Start of Records for this exercise
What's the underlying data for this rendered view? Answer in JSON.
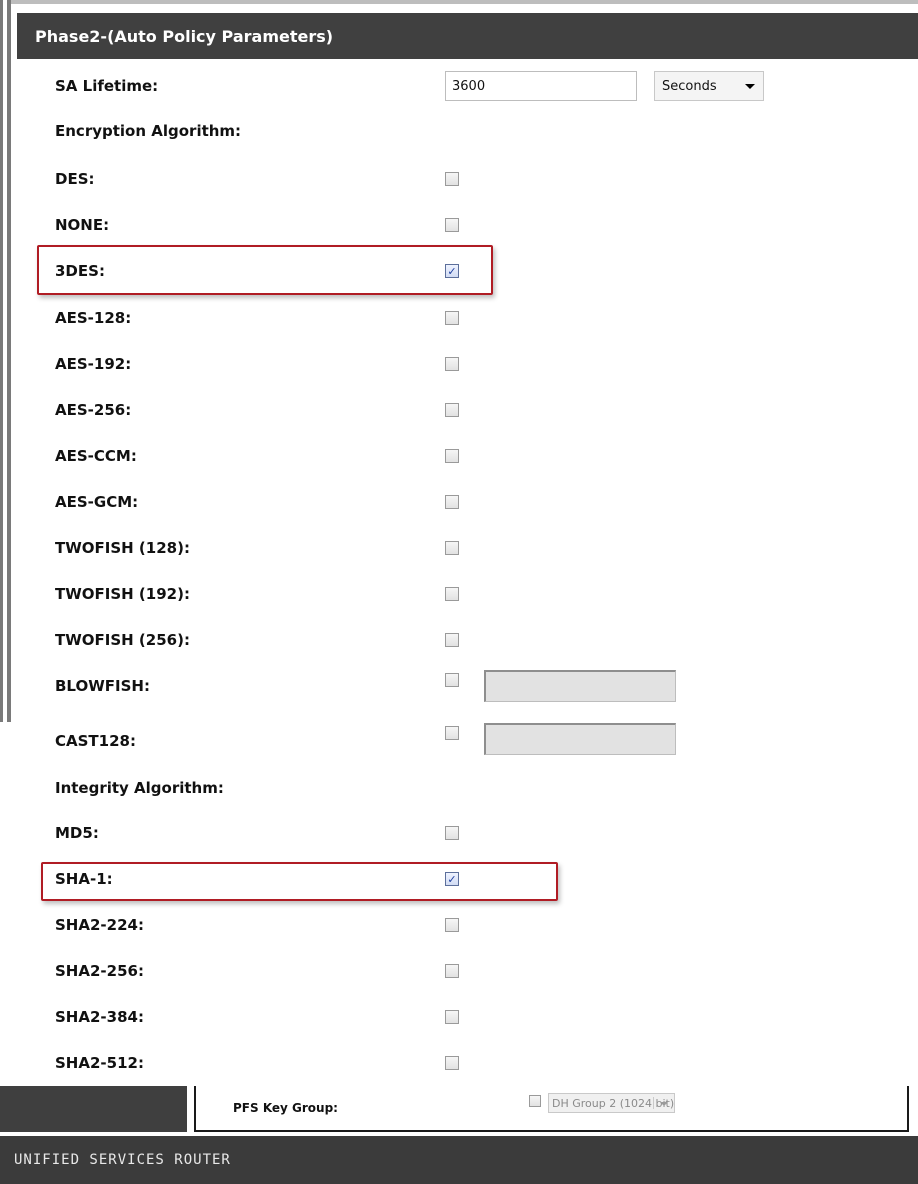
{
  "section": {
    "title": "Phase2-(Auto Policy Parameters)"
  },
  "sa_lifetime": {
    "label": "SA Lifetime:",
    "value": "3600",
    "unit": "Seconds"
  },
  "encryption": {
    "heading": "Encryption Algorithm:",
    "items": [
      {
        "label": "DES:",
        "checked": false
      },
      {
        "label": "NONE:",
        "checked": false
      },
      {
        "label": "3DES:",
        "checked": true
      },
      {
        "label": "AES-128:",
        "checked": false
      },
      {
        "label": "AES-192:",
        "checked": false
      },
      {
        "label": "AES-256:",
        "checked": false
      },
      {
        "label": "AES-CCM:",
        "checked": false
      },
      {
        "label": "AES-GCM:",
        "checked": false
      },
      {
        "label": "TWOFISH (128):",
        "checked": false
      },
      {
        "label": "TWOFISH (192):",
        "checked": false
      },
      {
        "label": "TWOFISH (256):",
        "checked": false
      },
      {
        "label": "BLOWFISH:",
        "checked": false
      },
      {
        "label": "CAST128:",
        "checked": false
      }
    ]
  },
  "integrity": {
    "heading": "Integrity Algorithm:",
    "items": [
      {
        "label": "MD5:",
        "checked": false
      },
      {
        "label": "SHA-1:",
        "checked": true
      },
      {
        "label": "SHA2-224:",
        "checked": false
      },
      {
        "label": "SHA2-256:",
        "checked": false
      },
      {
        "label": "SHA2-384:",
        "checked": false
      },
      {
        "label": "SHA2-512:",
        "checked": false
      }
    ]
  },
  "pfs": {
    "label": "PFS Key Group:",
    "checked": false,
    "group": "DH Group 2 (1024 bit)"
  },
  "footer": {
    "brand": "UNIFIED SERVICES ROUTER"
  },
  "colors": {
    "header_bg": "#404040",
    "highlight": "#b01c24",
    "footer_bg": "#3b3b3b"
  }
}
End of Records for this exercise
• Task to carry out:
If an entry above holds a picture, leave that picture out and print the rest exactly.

• Task result:
What's the underlying data for this rendered view? Answer in JSON.
{
  "section": {
    "title": "Phase2-(Auto Policy Parameters)"
  },
  "sa_lifetime": {
    "label": "SA Lifetime:",
    "value": "3600",
    "unit": "Seconds"
  },
  "encryption": {
    "heading": "Encryption Algorithm:",
    "items": [
      {
        "label": "DES:",
        "checked": false
      },
      {
        "label": "NONE:",
        "checked": false
      },
      {
        "label": "3DES:",
        "checked": true
      },
      {
        "label": "AES-128:",
        "checked": false
      },
      {
        "label": "AES-192:",
        "checked": false
      },
      {
        "label": "AES-256:",
        "checked": false
      },
      {
        "label": "AES-CCM:",
        "checked": false
      },
      {
        "label": "AES-GCM:",
        "checked": false
      },
      {
        "label": "TWOFISH (128):",
        "checked": false
      },
      {
        "label": "TWOFISH (192):",
        "checked": false
      },
      {
        "label": "TWOFISH (256):",
        "checked": false
      },
      {
        "label": "BLOWFISH:",
        "checked": false
      },
      {
        "label": "CAST128:",
        "checked": false
      }
    ]
  },
  "integrity": {
    "heading": "Integrity Algorithm:",
    "items": [
      {
        "label": "MD5:",
        "checked": false
      },
      {
        "label": "SHA-1:",
        "checked": true
      },
      {
        "label": "SHA2-224:",
        "checked": false
      },
      {
        "label": "SHA2-256:",
        "checked": false
      },
      {
        "label": "SHA2-384:",
        "checked": false
      },
      {
        "label": "SHA2-512:",
        "checked": false
      }
    ]
  },
  "pfs": {
    "label": "PFS Key Group:",
    "checked": false,
    "group": "DH Group 2 (1024 bit)"
  },
  "footer": {
    "brand": "UNIFIED SERVICES ROUTER"
  },
  "colors": {
    "header_bg": "#404040",
    "highlight": "#b01c24",
    "footer_bg": "#3b3b3b"
  }
}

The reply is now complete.